If you missed it read more on Routt interview here.
Conveniently Mike Tanier of Football Outsiders and NBC Sports took a look at the complexity of defenses in 2010 and then rated them. Jump over to so how he devised is how he devised his ratings, and where the Raiders figure into his rankings....
Standard deviation measures how "spread out" a set of numbers is. The Lions’ pass rush percentages are all spread out, going from 1 percent (for three-man rushes) to 76 percent (for four-man rushes). The Jets’ percentages are more closely bunched. The lower the standard deviation, the more regularly the defense does different things, making that defense more complex. Standard deviation isn’t meant to be used like this, but it gets the job done for a quick-and-dirty study.

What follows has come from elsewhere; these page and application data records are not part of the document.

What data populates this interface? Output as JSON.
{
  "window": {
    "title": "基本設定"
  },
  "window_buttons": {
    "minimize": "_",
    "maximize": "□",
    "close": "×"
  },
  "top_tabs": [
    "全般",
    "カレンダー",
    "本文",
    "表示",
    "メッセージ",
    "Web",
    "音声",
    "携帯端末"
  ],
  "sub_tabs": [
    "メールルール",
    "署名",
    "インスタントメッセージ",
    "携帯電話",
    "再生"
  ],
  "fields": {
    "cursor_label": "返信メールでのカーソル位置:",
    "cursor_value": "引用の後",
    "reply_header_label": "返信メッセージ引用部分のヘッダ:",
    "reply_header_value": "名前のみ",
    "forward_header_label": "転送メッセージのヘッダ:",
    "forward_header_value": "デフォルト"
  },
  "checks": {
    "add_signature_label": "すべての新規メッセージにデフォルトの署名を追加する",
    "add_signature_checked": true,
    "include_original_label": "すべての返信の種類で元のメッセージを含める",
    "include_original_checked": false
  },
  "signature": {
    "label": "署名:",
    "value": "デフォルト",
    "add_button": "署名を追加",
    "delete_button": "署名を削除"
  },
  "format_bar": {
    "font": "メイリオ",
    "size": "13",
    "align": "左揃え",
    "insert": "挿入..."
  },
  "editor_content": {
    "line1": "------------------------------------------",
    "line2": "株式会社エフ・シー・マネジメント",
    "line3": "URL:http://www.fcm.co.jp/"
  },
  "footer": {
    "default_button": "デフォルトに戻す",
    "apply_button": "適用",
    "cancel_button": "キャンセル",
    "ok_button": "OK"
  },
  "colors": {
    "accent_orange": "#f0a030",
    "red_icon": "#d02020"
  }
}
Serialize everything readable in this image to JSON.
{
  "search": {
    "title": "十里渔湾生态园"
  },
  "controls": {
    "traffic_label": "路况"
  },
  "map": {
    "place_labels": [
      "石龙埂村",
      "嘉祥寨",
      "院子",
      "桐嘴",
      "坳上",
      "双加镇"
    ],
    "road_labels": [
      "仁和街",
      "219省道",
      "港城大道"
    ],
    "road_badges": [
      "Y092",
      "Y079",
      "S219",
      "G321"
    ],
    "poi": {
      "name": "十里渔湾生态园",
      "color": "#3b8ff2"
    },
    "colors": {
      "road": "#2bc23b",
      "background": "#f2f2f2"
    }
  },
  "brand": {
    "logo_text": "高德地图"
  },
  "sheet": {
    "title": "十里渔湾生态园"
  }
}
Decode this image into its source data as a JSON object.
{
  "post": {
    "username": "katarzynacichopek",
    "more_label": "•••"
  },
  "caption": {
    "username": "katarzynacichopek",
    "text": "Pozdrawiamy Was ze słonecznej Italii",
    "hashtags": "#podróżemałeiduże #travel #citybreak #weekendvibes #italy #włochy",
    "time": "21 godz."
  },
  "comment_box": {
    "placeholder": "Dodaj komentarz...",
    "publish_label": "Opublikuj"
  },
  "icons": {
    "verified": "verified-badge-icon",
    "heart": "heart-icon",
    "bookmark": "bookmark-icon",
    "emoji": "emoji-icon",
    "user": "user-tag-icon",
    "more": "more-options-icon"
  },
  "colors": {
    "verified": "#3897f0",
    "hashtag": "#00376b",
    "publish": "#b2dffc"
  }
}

His scale does not take into account the switch from man to zone coverage in the secondary. It focuses more and how many and who teams send after the QBs.
He then rated the five least and most complicated defenses in the league. The Raiders weren't in either group. I am shocked to be honest with you. While the Raiders increased their safety blitzes last year, they still seldom ever blitzed a linebacker, and I can't remember one single zone blitz.
As I mentioned this doesn't reflect a switch form man to zone in coverage, and I think we can all agree the Raiders seldom switch that up. And I also think that is where most of us would like to see them get a little more complex.